Chapter 16 of Jerry Bridges book Respectable Sins is entitled “The Weeds of Anger”.  He says, “We tend to think of our anger in terms of episodes. We get angry, and then we get over it…The relationship has been scarred but not broken. It’s not a great way to live with one another, but it’s tolerable.  Anger is a sin.  In Scripture anger is associated with such ugly sins as bitterness, clamor, wrath, slander, malice, and obscene talk. It is also included in a similar list of despicable sins in 2 Corinthians 12:20. Clearly, anger does not keep good company.

In the long run, anger does irreparable harm to relationships.  In reality most of us get our buttons pushed by something or someone at one time or another.  Invariably our response when accused of being angry is to be defensive. “Well if you would… I wouldn’t”; “you never…and that’s why…”  We love to blame our anger on the fact that we were short changed in childhood;  that we were misunderstood by our teachers; that our siblings took advantage of us; that our boss is a jerk, the kids are too noisy, etc.

This is not to discount some horrific things that have happened to some people in the past.  However we have a choice, in fact anger is a choice.  No one makes us angry, we chose to get angry.

Here are some of Bridges thoughts on dealing with anger. 

Let me give three basic directions (for dealing with your anger). First, we must always look to the sovereignty of God. God doesn’t cause people to sin against us, but He does allow it, and it is always allowed for a purpose — most often our own growth in Christlikeness.

Second, we should pray that God will enable us to grow in love.  God is love and He is the source of our ability to love.  If you are truly a born again Christian you have received the Fruit of the Spirit which includes love.

The third direction is to learn to forgive as God has forgiven.  I suspect that much of our anger is not a result of significant injustices or wrongs against us but is the manifestation of our own pride and selfishness.

 

 

 

Monday, 9 September 2013

Delicate Balance

21 you, then, who teach others, do you not teach yourself?

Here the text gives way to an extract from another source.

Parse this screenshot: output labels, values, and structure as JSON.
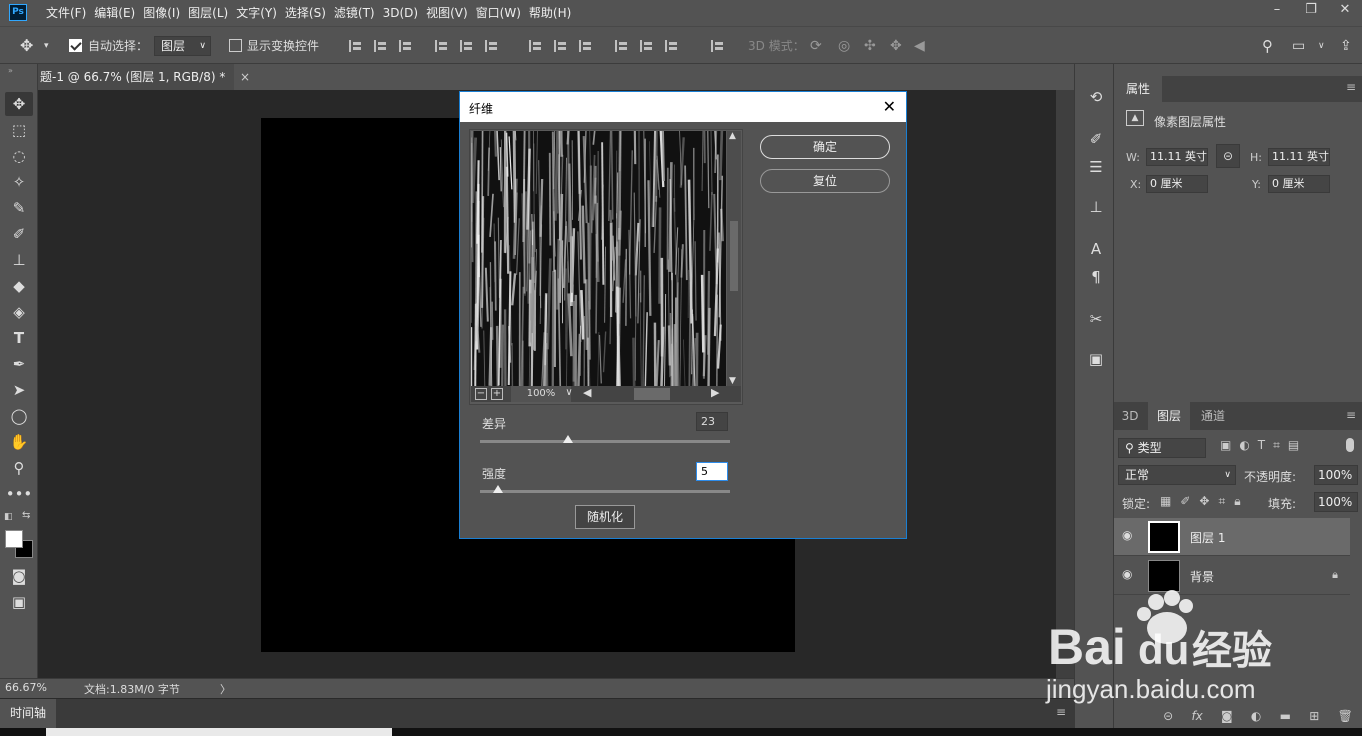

Romans 2:21(a)

There are a number of Bible verses that perplex or confound me.  (Translated I don’t understand them or I do understand them but don’t like what they say)  Such is the case with Ephesians 5:25-27 which says:

25 Husbands, love your wives, as Christ loved the church and gave himself up for her, 26 that he might sanctify her, having cleansed her by the washing of water with the word, 27 so that he might present the church to himself in splendor, without spot or wrinkle or any such thing, that she might be holy and without blemish.

So if I understand this correctly not only am I to love my wife to the depths we were loved by Jesus “But” (I hate buts) I am to help her to become more like Jesus such that she is becoming more radiant, more holy, and without a blemish.  Oh, is that all?

I’m personally doing a lousy job becoming more holy – forget radiant and unblemished.  How presumptuous of me to think I can help my wife develop spiritually.  News flash – God was well aware of my deficiencies (and yours) when He gave me this assignment.

My choices seem to be (a) to ignore this verse, assuming I must be misinterpreting it;
(b) march in and hand my wife a list of areas where I perceive she could grow spiritually; or (c) take the coward’s way out.

Ignoring God is never a good choice.   Running to my wife with a list would be almost as stupid.  Thus, I would opt for the coward’s way out.

My plan is to go to my wife, tell her how much I love her, read the passage to her, and then ask her how she thinks I can best help her to become more radiant and more like Jesus.  She might say that she does not know and asks me my opinion.  Unless I’m feeling particularly spiritual I will not give her my opinion.  For I know that if I were foolish enough to answer her things could get ugly.  Even in what I consider an outstanding marriage, answering that question would be akin to answering the question “does this dress make me look fat?”